Is your customer experience making you money? Is it costing you money? Do you know?
Let’s say you set out to improve your company’s customer experience to drive better organization performance (kudos to you). What will be more important in attaining that goal: exceeding customer expectations, or solving customers’ problems?
If you're just joining us in the Measuring the Customer Experience series, you can play catch up by taking a look at the metrics I've shared so far.
Today, we're covering the metrics you should check to see how you're doing at the fifth step common to every customer experience: proving your promise as your customers are using your product or service to solve their need.
As a reminder, every customer experience starts with a person, who's got a need they would trade something of value to have solved. Their experience is something they pass through - it's what happens and how they feel as they realize they realize a need, learn about options to solve it, buy, solve the need and even evolve to another need over time. This week we look at the metrics you can use to see how the third step of your customer experience is impacting your business performance.

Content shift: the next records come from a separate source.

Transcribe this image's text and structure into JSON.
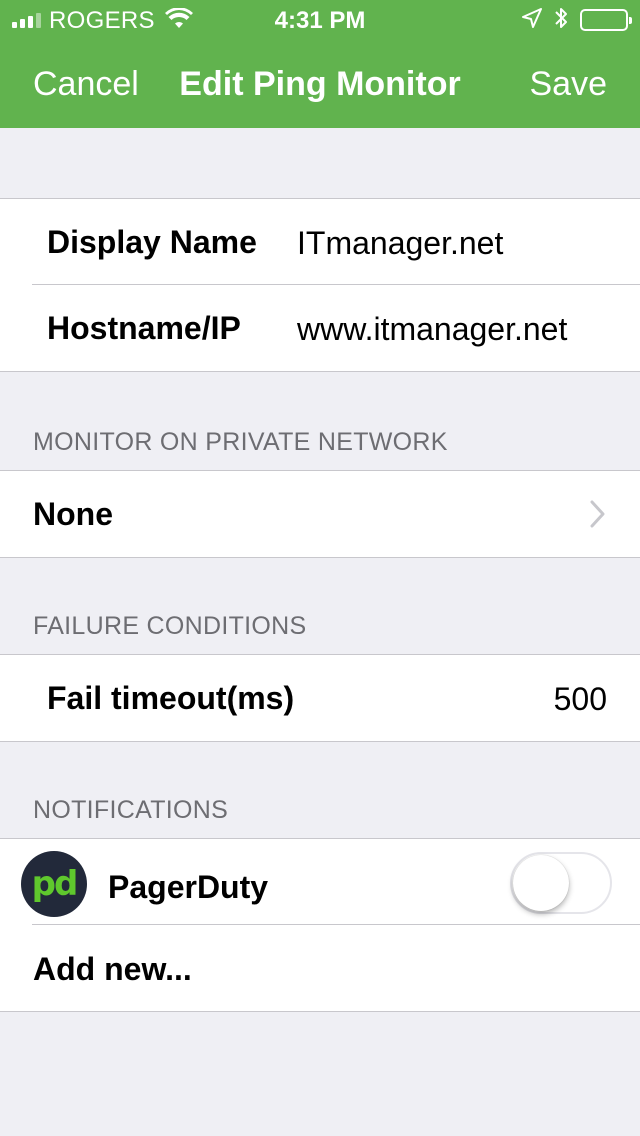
{
  "status_bar": {
    "carrier": "ROGERS",
    "time": "4:31 PM",
    "icons": [
      "signal-icon",
      "wifi-icon",
      "location-icon",
      "bluetooth-icon",
      "battery-icon"
    ]
  },
  "nav": {
    "cancel_label": "Cancel",
    "title": "Edit Ping Monitor",
    "save_label": "Save"
  },
  "general": {
    "display_name_label": "Display Name",
    "display_name_value": "ITmanager.net",
    "hostname_label": "Hostname/IP",
    "hostname_value": "www.itmanager.net"
  },
  "private_network": {
    "header": "MONITOR ON PRIVATE NETWORK",
    "selected": "None"
  },
  "failure": {
    "header": "FAILURE CONDITIONS",
    "timeout_label": "Fail timeout(ms)",
    "timeout_value": "500"
  },
  "notifications": {
    "header": "NOTIFICATIONS",
    "pagerduty_logo_text": "pd",
    "pagerduty_label": "PagerDuty",
    "pagerduty_enabled": false,
    "add_new_label": "Add new..."
  },
  "colors": {
    "brand_green": "#61b34e",
    "background": "#efeff4",
    "pagerduty_green": "#5fc82d",
    "pagerduty_dark": "#22293a"
  }
}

We've covered some provocative stats pulled from the Aveus study Finding the Performance Payoff in Customer Experience. I shared that whether (or not) an organization has a well-understood definition of customer experience is such a strong indicator of performance that we used it as the primary distinction in the findings. For fun and for clear reference, I called these groups “Haves” – those that have a definition that everyone in their organization understands – and “Have Nots” - those that, well, you get it.